The president wanted to know how the new law regulates the management of this critical area and provision of quality medical care. “The healthcare system should be further provided with everything it needs,” he said.
“In our country, the right to healthcare is unshakable. Every citizen of Belarus should have access to quality healthcare free of charge in state-run healthcare facilities. The state, for its part, is obliged to make sure that hospitals have modern medical equipment, doctors have personal protective gear, and patients, wherever they live (in the capital city or in a village), receive healthcare services they need,” the president said.
Amendments to a number of legislative provisions will allow the national healthcare system to keep up with the pace of change and move forward, the head of state noted. “What does the analysis of the existing trends suggest? What prompted the revision of public health laws? In other words, we need to answer the question whether we need it or not, and why. I would ask you to deliver a report on how the new regulations will impact the healthcare system as a whole and individual hospitals, doctors and, most importantly, patients in particular,” the head of state said.
According to Aleksandr Lukashenko, it is impossible to ignore the matters that are essential for public health: the promotion of physical education and sports, environmental safety, broad access to rehabilitation and recreation facilities, improvement of occupational safety. These areas of work should also be properly regulated,” the president stressed.
The head of state drew attention to the fact that, no matter how the legislation might change, one should remember: a patient will always be at the heart of the healthcare system. “Our priority tasks are to save people, preserve and improve their health. The unchanging priority of the healthcare system is to provide affordable and high-quality medical care to the population,” he concluded.
According to Healthcare Minister Dmitry Pinevich, the barriers to effective functioning of the national healthcare system have been removed in recent years. A multi-level system of healthcare provision was built - from rural health posts and central district hospitals to national research centers. Belarus boasts advanced medical technology. For example, in 2019 alone, 22,500 cardiac surgeries, 7,500 joint endoprosthesis procedures and 550 organ transplantations were performed. About 46,000 cancer patients receive radical treatment annually.

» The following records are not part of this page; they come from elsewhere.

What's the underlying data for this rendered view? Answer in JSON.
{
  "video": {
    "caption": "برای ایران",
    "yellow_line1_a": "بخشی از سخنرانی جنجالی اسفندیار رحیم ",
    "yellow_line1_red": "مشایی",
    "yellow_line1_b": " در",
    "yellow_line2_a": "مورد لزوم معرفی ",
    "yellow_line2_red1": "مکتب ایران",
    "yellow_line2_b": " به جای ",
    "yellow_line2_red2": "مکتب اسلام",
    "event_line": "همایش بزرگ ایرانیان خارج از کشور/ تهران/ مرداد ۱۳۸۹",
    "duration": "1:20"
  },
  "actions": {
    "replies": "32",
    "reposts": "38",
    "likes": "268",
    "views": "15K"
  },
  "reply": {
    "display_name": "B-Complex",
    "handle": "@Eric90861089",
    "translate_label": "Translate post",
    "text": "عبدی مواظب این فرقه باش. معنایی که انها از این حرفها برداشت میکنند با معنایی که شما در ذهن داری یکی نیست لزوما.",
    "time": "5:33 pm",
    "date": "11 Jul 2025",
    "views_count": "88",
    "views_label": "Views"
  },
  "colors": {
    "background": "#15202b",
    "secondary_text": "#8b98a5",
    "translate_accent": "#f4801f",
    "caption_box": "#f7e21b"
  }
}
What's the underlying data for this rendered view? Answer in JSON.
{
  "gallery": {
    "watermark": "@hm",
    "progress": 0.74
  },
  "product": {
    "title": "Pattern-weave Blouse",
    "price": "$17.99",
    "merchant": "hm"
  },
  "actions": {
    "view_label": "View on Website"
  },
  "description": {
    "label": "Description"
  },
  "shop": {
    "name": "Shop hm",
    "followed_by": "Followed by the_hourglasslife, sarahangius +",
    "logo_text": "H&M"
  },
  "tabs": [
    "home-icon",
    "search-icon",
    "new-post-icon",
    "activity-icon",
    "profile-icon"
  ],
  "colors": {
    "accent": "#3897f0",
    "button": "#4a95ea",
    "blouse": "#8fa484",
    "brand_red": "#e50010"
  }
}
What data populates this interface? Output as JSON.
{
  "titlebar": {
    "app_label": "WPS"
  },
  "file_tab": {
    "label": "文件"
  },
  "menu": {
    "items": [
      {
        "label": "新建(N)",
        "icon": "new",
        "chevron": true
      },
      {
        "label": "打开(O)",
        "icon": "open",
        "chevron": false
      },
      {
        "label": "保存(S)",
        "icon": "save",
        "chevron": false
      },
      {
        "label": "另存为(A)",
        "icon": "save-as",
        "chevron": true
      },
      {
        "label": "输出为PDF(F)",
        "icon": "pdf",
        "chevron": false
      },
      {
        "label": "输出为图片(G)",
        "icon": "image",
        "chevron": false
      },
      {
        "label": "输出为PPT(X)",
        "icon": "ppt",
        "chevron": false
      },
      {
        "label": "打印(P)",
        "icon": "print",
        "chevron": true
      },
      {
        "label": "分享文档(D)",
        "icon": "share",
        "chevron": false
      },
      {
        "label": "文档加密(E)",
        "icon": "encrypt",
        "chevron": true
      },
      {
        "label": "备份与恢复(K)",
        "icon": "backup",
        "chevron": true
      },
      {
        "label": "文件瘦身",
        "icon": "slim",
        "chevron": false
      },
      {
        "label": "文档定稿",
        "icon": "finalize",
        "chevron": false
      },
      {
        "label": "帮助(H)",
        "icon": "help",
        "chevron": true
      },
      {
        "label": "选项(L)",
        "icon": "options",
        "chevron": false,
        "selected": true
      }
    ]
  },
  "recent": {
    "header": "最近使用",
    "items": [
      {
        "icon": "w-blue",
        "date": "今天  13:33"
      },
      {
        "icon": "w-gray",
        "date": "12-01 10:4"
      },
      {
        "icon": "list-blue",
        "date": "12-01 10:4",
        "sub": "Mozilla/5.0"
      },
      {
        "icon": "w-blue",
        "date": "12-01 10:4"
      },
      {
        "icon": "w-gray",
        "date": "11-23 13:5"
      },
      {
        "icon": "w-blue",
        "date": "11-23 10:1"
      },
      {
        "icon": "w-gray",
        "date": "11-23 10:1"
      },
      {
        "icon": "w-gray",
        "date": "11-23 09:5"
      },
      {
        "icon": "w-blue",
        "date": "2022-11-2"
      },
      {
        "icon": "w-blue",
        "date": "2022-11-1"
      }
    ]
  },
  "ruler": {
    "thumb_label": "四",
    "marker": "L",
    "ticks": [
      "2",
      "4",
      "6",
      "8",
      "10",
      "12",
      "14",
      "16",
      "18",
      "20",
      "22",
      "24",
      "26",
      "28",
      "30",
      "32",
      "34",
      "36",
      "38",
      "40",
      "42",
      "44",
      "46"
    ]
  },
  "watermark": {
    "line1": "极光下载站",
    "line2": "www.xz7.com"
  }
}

Almost 3,500 medical students and nearly 4,000 nursing students graduate annually in the country.